The royal authority, otherwise the ruling power over a country, can decide how to rule the country. During the period between the seventeenth and eighteenth centuries, historians label this period as the "Age of Absolutism" in the Discovering the Western Past on page 38. Absolutism is defined as by www.dictionary.com as "A political theory holding that all power should be vested in one ruler or other authority". That means that one person, as in the King, has all or absolute power over something and in this application, it applies to the 17th century European countries. Absolutism is based from the ideas of religious beliefs and the absolute power invested in a prince/king. As long as the rules of God are not broken, political powers have the right to do anything under the name of God.
At first, there were problems with the idea of Absolutism. First, the nobles that had previously had power in the government didn't want to give that up. Nobles controlled the military armies and served as the judges of the great law courts as said in the Discovering the Western Past on page 39. Another problem was the Protestant minority with their own pesky army. Also, if the country were to be ruled under one absolute ruler, a problem would be that the country is spilt up into many provinces with different customs and dialects.

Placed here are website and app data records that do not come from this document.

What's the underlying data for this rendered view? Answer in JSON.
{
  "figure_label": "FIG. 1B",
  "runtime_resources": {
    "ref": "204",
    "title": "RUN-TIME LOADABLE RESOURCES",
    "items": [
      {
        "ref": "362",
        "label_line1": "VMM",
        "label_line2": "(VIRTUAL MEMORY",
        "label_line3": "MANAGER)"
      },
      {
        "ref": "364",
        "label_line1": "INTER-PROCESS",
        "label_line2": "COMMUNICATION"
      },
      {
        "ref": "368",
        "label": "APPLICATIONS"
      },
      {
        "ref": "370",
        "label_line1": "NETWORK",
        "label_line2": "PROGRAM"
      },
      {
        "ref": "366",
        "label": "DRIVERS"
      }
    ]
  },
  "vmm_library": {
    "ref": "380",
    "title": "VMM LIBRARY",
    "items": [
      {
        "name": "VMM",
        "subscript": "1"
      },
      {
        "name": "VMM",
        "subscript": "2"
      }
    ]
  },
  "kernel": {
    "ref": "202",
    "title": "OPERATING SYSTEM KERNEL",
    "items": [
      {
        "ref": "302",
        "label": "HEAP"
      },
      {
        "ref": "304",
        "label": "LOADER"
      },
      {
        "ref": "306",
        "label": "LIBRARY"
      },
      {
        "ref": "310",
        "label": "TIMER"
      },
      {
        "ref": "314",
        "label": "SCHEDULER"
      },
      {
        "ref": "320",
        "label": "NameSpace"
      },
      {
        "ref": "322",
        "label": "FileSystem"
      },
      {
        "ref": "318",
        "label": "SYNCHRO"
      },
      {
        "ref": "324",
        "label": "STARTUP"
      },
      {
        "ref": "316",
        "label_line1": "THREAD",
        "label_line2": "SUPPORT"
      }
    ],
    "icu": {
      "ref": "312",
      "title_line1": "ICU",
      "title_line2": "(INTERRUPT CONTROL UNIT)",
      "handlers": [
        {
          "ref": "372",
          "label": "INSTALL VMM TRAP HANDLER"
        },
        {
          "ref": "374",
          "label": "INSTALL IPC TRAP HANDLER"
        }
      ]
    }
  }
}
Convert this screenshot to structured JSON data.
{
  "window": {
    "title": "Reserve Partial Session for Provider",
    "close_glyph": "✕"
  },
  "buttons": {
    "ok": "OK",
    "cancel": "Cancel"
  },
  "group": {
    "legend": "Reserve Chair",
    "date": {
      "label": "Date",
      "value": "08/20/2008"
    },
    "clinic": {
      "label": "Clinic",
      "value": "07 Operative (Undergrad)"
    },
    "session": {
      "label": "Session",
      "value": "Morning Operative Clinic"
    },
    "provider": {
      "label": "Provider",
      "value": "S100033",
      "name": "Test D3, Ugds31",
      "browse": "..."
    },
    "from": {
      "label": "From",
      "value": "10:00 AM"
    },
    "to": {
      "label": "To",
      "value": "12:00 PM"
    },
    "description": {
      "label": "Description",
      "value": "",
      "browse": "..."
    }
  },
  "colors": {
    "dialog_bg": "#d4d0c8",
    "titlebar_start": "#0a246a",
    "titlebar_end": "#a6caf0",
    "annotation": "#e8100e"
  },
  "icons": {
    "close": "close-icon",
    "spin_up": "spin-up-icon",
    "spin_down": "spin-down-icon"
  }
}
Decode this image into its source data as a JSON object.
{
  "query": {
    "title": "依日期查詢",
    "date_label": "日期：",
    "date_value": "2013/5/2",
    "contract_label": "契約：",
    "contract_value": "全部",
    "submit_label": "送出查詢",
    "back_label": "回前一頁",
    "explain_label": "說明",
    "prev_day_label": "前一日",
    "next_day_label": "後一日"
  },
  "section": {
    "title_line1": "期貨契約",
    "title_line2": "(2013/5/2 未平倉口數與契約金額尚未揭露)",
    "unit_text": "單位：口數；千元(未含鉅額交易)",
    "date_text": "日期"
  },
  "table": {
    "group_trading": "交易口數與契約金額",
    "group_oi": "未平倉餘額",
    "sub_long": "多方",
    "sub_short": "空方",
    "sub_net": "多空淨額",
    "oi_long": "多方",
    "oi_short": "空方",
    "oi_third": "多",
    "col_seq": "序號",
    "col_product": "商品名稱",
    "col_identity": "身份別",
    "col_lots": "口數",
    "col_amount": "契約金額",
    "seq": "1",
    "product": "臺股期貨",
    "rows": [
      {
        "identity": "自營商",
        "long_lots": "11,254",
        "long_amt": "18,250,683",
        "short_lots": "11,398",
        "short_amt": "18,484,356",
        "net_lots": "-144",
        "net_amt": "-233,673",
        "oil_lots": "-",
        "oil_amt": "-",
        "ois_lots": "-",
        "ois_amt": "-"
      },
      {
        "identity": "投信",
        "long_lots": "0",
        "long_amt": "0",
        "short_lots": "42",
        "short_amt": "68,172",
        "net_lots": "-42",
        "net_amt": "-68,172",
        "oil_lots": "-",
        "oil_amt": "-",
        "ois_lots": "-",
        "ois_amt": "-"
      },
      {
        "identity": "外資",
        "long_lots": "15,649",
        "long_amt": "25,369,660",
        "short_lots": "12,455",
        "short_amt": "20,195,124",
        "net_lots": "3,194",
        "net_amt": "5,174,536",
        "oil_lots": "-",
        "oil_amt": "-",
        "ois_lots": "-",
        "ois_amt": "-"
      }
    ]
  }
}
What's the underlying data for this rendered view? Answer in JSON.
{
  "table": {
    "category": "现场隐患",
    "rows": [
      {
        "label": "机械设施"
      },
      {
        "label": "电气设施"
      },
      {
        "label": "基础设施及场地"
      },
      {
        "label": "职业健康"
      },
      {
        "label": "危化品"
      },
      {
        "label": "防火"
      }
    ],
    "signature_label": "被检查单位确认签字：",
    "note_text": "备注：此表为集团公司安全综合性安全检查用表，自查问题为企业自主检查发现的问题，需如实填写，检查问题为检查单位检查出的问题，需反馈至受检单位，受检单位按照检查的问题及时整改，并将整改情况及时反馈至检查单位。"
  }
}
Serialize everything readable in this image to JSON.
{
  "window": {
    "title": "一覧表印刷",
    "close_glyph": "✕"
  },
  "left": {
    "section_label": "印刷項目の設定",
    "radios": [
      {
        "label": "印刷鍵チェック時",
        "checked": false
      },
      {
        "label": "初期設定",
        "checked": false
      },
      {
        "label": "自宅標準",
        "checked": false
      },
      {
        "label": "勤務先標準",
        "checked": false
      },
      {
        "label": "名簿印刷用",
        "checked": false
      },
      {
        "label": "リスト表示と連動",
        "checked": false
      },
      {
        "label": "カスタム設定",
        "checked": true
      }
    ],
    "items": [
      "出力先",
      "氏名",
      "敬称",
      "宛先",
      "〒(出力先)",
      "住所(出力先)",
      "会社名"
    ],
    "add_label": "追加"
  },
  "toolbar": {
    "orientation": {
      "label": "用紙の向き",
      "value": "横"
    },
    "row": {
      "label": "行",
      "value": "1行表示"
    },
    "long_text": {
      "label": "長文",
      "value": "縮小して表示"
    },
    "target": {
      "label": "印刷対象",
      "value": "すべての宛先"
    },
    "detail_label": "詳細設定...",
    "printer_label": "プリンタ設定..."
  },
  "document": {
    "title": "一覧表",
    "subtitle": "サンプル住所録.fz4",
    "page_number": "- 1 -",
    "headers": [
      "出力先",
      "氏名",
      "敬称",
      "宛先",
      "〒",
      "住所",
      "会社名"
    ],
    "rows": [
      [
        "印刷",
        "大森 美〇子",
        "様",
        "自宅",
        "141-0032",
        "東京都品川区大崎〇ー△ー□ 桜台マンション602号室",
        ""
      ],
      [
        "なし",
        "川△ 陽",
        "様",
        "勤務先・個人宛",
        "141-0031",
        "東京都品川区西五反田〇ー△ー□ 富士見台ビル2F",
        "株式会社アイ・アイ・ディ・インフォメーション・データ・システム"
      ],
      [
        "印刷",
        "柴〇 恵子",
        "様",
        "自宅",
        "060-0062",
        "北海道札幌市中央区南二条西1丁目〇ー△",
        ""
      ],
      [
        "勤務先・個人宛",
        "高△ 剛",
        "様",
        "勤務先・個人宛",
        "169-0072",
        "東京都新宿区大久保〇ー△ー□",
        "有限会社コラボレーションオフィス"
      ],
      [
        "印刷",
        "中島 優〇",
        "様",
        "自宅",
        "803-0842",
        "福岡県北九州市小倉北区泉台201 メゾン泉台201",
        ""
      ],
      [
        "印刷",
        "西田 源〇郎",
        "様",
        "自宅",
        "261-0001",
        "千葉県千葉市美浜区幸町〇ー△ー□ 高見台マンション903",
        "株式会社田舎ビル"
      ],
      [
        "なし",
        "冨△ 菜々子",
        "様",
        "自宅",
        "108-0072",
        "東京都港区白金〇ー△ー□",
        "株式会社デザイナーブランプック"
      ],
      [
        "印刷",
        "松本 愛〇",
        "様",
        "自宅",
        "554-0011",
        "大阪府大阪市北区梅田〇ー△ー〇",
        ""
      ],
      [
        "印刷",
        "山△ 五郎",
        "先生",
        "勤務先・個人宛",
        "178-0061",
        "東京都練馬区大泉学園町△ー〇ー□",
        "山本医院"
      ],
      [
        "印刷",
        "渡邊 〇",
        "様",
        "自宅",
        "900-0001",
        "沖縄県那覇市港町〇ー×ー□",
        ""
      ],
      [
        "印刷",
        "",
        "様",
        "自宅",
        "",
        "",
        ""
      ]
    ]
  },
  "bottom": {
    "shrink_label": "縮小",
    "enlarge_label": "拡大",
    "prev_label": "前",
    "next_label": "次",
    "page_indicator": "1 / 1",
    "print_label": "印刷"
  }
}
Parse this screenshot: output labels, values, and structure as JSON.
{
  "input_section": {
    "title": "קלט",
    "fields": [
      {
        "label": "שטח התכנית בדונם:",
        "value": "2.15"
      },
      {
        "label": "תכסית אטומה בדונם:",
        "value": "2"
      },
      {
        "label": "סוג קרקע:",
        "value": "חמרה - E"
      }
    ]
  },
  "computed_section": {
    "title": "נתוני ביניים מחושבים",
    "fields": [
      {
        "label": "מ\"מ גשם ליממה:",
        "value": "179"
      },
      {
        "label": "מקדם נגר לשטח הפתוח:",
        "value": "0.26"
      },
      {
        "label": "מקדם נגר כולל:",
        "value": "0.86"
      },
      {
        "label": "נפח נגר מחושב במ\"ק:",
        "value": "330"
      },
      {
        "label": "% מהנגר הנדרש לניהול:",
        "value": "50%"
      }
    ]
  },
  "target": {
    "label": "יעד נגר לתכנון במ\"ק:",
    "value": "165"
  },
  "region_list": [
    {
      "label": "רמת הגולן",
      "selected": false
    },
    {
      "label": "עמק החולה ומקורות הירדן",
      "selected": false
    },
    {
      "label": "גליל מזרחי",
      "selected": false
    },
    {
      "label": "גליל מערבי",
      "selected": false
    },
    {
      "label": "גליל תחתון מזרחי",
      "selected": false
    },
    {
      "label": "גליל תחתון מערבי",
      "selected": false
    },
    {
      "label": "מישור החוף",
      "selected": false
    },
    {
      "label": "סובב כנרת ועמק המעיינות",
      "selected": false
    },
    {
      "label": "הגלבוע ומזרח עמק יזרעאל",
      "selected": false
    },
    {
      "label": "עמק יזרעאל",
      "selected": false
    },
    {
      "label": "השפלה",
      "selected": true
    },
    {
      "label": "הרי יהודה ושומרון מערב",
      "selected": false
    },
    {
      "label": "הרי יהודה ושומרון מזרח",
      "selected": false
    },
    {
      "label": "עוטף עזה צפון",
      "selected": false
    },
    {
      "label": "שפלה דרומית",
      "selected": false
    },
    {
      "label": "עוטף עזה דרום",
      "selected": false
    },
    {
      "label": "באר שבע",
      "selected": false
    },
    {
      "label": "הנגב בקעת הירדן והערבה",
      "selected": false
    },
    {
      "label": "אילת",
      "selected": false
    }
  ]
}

In The Six Books of the Republic, Jean Bodin's theoretical basis for absolute royal authority is given. Jean believes that power is decided by who gives laws to whom. Jean says that "If the consent of superiors is required, then the prince is clearly a subject; if he must have the consent of equals, then others share his authority; if the consent of inferiors-the people or the senate-is necessary, then he lacks supreme authority" on page 46 in Discovering the Western Past. Laws are the way a certain person is determined to have more power than the next. "It comes forth in one moment at the order of him who has the power to command, and often in opposition to the desire and approval of those whom it governs.